[Dataset rows for apps and sites]
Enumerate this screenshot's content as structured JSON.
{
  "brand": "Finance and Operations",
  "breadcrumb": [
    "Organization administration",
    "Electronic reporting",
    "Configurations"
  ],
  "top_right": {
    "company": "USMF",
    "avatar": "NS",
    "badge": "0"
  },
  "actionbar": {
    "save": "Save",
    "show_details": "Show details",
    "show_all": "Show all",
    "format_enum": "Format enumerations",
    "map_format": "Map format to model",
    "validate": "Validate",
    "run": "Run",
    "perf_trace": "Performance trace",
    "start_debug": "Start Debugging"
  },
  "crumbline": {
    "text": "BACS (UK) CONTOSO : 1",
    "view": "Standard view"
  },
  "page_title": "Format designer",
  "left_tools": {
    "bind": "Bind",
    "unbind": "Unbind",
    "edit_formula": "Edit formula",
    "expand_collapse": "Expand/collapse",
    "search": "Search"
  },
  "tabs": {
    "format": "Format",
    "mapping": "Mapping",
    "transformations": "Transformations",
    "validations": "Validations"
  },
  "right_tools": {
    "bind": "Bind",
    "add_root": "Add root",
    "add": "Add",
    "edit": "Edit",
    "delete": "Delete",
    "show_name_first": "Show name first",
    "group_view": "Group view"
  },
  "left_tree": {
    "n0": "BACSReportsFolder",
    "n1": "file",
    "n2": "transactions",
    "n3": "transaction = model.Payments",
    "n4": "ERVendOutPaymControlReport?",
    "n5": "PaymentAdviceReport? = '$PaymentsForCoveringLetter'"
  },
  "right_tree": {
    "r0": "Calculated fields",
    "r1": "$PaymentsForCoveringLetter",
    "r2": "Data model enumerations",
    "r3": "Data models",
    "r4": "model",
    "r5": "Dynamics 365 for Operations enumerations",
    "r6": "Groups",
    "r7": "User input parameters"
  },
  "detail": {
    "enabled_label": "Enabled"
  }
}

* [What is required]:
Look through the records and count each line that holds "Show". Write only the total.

* [Output for this task]:
3